As a habitual Android tinkerer, this struck me as very odd. Port 5555 is used for Android Debug Bridge (ADB), a development tool used to control and perform various administrative tasks on an Android device over the network or (more commonly) locally over USB. The number of users who would have legitimately needed to enable network ADB on their devices is surely rather low, so to see a half dozen of them on the network at the same time seemed improbable to say the least.
Why would so many devices manufactured by Amazon all have network ADB enabled? I realized there must be a connection, and it didn’t take long to figure it out.
When they need to add temperature control to a project, many hackers reach for a K-type thermocouple for their high-temperature needs, or an integrated temperature-sensing IC when it doesn’t get that hot. The thermocouple relies on very small currents and extremely high gain, and you pretty much need a dedicated IC to read it, which can be expensive. The ICs aren’t as expensive, but they’re basically limited to boiling water. What do you do if you want to control a reflow oven?
There’s a cheaper way that spans a range between Antarctic winter and molten solder, and you’ve probably already got the parts on your shelf. Even if you don’t, it’s only going to run you an extra two cents, assuming that you’ve already got a microcontroller with an ADC in your project. The BOM: a plain-vanilla diode and a resistor.
I’ve been using diodes as temperature sensors in three projects over the last year: one is a coffee roaster that brings the beans up to 220 °C in hot air, another is a reflow hotplate that tops out around 210 °C, and the third is a toner-transfer iron that holds a very stable 130 °C. In all of these cases, I don’t really care about the actual numerical value of the temperature — all that matters is reproducibility — so I never bothered to calibrate anything. I thought I’d do it right for Hackaday, and try to push the humble diode to its limits for science.

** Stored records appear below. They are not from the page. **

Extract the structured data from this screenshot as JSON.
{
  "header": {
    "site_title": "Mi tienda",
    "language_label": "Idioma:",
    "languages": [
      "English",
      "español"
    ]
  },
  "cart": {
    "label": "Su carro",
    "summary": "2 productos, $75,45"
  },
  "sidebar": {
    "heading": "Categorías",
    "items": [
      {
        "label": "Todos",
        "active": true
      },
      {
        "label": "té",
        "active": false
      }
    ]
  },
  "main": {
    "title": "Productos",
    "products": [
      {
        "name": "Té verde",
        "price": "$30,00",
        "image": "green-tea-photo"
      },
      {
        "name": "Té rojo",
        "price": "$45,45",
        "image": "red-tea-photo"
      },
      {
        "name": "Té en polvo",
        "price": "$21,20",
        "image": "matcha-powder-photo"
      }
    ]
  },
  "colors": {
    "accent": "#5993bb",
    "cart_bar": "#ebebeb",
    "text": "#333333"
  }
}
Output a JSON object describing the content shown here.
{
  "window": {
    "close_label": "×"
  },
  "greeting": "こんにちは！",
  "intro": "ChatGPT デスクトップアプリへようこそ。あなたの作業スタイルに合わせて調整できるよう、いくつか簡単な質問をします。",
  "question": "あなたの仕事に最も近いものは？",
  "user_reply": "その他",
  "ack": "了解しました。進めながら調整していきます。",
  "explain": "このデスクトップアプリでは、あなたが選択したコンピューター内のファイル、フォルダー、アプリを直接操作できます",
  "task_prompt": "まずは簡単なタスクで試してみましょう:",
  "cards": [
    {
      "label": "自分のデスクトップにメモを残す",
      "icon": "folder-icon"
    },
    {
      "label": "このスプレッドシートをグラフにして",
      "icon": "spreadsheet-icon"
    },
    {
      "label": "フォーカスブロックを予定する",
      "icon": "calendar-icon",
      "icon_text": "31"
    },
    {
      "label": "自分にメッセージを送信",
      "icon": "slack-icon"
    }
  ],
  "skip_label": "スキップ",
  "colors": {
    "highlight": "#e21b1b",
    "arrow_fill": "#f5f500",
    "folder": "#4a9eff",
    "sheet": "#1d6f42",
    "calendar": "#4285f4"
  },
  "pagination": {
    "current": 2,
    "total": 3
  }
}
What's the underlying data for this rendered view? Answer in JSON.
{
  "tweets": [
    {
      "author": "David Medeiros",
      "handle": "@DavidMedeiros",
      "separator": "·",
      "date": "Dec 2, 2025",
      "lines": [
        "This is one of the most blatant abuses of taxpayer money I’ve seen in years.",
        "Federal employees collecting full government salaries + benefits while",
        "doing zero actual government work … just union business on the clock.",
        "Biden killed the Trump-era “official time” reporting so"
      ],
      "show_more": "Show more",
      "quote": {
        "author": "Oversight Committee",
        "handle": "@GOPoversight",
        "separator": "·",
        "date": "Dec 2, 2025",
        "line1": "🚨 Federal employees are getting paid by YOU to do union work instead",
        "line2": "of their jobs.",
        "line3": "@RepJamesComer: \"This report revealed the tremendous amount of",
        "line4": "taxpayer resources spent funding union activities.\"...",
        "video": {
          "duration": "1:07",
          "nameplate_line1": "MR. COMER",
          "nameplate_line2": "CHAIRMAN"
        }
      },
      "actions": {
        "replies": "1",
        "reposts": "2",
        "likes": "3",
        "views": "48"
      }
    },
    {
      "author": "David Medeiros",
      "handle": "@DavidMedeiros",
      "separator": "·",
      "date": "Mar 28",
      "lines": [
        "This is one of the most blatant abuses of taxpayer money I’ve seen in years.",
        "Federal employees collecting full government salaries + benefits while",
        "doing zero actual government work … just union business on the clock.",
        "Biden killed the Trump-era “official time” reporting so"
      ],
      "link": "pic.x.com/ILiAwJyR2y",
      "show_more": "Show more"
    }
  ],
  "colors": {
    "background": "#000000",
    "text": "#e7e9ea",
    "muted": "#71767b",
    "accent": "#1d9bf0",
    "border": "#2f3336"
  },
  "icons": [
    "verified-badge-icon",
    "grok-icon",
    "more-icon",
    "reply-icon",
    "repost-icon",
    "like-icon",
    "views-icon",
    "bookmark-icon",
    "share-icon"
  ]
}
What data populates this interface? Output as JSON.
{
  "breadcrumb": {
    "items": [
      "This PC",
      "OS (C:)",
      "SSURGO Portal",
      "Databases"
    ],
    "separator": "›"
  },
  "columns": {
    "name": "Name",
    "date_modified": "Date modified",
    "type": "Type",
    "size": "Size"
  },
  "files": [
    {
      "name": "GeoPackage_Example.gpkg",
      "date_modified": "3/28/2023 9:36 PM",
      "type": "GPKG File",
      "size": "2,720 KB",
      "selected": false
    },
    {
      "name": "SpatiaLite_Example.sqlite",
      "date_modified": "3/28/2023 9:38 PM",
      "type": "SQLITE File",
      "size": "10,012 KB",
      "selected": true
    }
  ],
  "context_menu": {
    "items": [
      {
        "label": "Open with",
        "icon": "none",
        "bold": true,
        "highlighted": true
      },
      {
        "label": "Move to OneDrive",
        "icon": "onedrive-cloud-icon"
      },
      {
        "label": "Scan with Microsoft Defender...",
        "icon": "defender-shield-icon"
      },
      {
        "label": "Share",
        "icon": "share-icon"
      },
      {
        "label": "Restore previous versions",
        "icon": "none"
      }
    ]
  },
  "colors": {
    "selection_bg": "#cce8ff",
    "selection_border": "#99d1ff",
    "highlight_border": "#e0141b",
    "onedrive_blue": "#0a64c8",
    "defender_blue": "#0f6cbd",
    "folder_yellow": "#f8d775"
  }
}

What resulted was a PCB fire, test circuits desoldering themselves above 190 °C, temperature probes coming loose, and finally a broken ramekin and 200 °C peanut oil all over my desk. Fun times! On the other hand, I managed to get out enough data to calibrate some diodes, and the results are fantastic. The circuits under test included both best practices and the easiest thing that could possibly work, and the results are pretty close. This is definitely a technique that you want to have under your belt for most temperature ranges. The devil is in the details, of course, so read on!